_Task material:_
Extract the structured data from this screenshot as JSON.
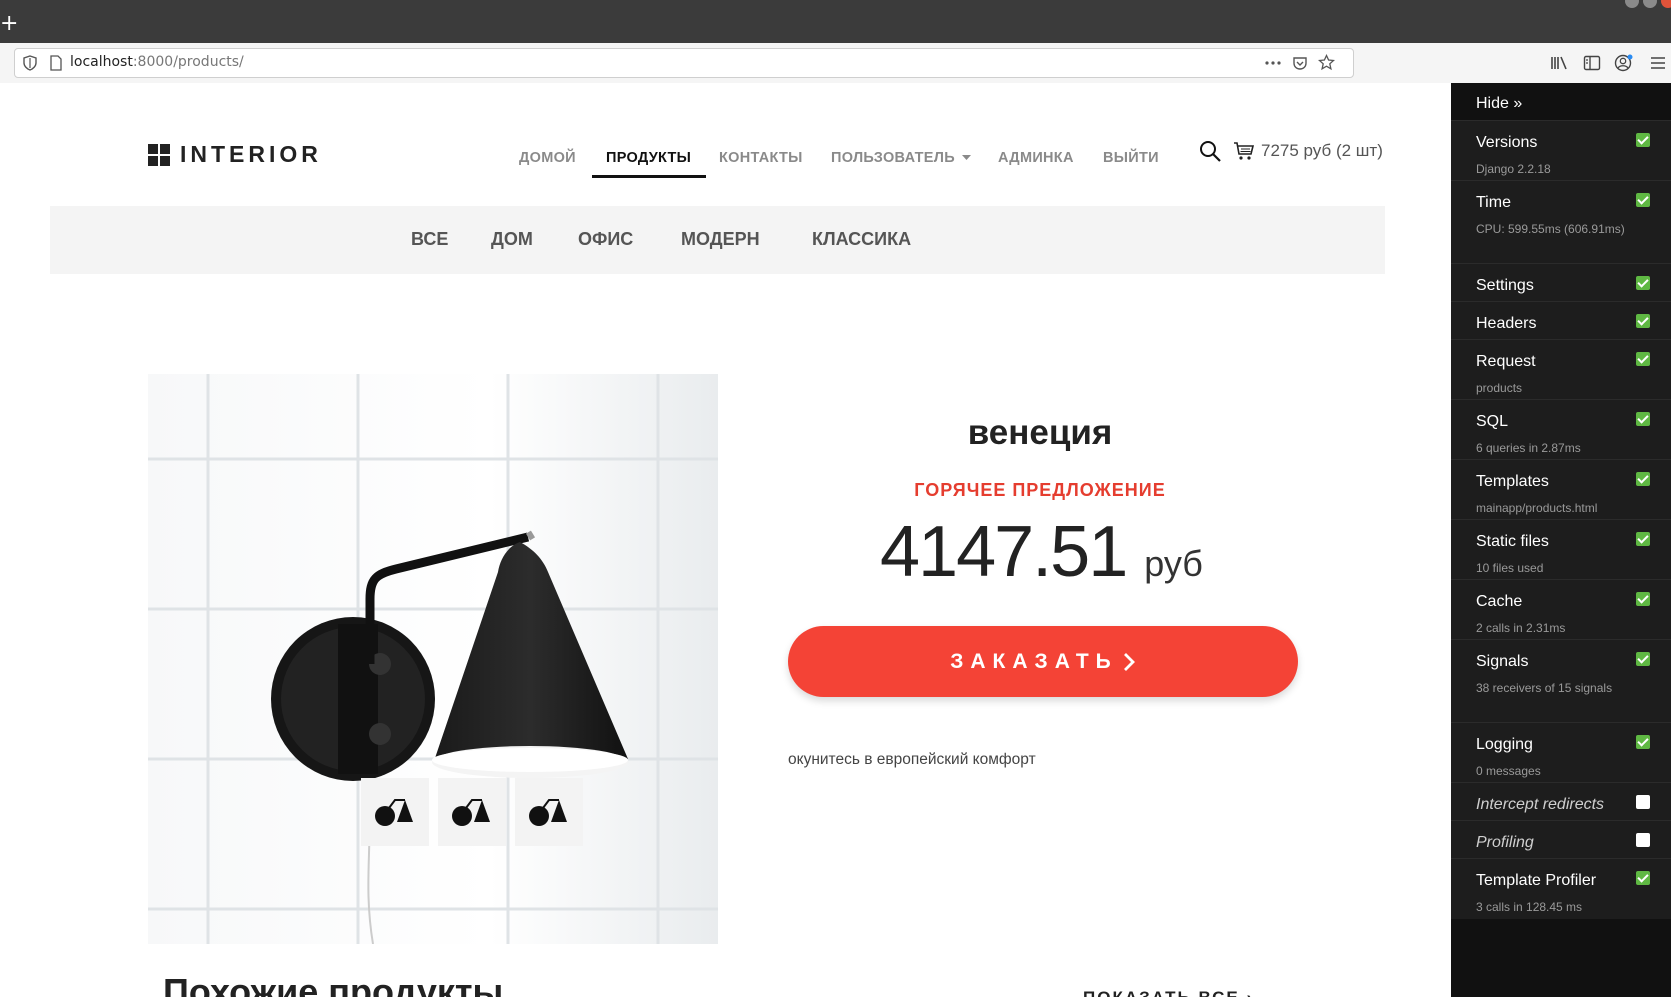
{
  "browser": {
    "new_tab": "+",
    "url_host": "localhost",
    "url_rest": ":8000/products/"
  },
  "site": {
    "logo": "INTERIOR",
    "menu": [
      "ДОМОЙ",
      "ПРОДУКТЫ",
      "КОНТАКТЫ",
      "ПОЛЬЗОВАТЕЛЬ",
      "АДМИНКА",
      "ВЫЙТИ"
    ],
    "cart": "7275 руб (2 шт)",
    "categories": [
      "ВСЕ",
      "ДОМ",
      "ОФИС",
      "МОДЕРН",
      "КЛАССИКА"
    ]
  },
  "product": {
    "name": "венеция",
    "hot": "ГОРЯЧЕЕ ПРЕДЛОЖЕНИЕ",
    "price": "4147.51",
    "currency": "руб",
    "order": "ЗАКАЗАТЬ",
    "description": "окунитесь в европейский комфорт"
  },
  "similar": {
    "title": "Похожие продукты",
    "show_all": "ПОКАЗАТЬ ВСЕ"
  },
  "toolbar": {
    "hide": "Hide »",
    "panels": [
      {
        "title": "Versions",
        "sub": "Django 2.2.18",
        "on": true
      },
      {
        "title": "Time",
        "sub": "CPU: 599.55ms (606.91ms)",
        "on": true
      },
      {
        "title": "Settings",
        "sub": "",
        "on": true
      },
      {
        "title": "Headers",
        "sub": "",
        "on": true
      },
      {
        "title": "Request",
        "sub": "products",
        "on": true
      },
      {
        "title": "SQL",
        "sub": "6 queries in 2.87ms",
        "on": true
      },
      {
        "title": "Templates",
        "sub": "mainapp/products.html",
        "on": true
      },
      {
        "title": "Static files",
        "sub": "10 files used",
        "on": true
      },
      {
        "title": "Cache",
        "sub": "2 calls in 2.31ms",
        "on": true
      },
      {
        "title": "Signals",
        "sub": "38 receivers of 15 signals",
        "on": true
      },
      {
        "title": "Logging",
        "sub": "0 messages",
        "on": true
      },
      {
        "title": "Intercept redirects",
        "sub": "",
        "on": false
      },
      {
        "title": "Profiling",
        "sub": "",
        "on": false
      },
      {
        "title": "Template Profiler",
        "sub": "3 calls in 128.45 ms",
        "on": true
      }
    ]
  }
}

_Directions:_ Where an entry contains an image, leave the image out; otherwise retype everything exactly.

_Solution for this problem:_
Extract the structured data from this screenshot as JSON.
{
  "browser": {
    "new_tab": "+",
    "url_host": "localhost",
    "url_rest": ":8000/products/"
  },
  "site": {
    "logo": "INTERIOR",
    "menu": [
      "ДОМОЙ",
      "ПРОДУКТЫ",
      "КОНТАКТЫ",
      "ПОЛЬЗОВАТЕЛЬ",
      "АДМИНКА",
      "ВЫЙТИ"
    ],
    "cart": "7275 руб (2 шт)",
    "categories": [
      "ВСЕ",
      "ДОМ",
      "ОФИС",
      "МОДЕРН",
      "КЛАССИКА"
    ]
  },
  "product": {
    "name": "венеция",
    "hot": "ГОРЯЧЕЕ ПРЕДЛОЖЕНИЕ",
    "price": "4147.51",
    "currency": "руб",
    "order": "ЗАКАЗАТЬ",
    "description": "окунитесь в европейский комфорт"
  },
  "similar": {
    "title": "Похожие продукты",
    "show_all": "ПОКАЗАТЬ ВСЕ"
  },
  "toolbar": {
    "hide": "Hide »",
    "panels": [
      {
        "title": "Versions",
        "sub": "Django 2.2.18",
        "on": true
      },
      {
        "title": "Time",
        "sub": "CPU: 599.55ms (606.91ms)",
        "on": true
      },
      {
        "title": "Settings",
        "sub": "",
        "on": true
      },
      {
        "title": "Headers",
        "sub": "",
        "on": true
      },
      {
        "title": "Request",
        "sub": "products",
        "on": true
      },
      {
        "title": "SQL",
        "sub": "6 queries in 2.87ms",
        "on": true
      },
      {
        "title": "Templates",
        "sub": "mainapp/products.html",
        "on": true
      },
      {
        "title": "Static files",
        "sub": "10 files used",
        "on": true
      },
      {
        "title": "Cache",
        "sub": "2 calls in 2.31ms",
        "on": true
      },
      {
        "title": "Signals",
        "sub": "38 receivers of 15 signals",
        "on": true
      },
      {
        "title": "Logging",
        "sub": "0 messages",
        "on": true
      },
      {
        "title": "Intercept redirects",
        "sub": "",
        "on": false
      },
      {
        "title": "Profiling",
        "sub": "",
        "on": false
      },
      {
        "title": "Template Profiler",
        "sub": "3 calls in 128.45 ms",
        "on": true
      }
    ]
  }
}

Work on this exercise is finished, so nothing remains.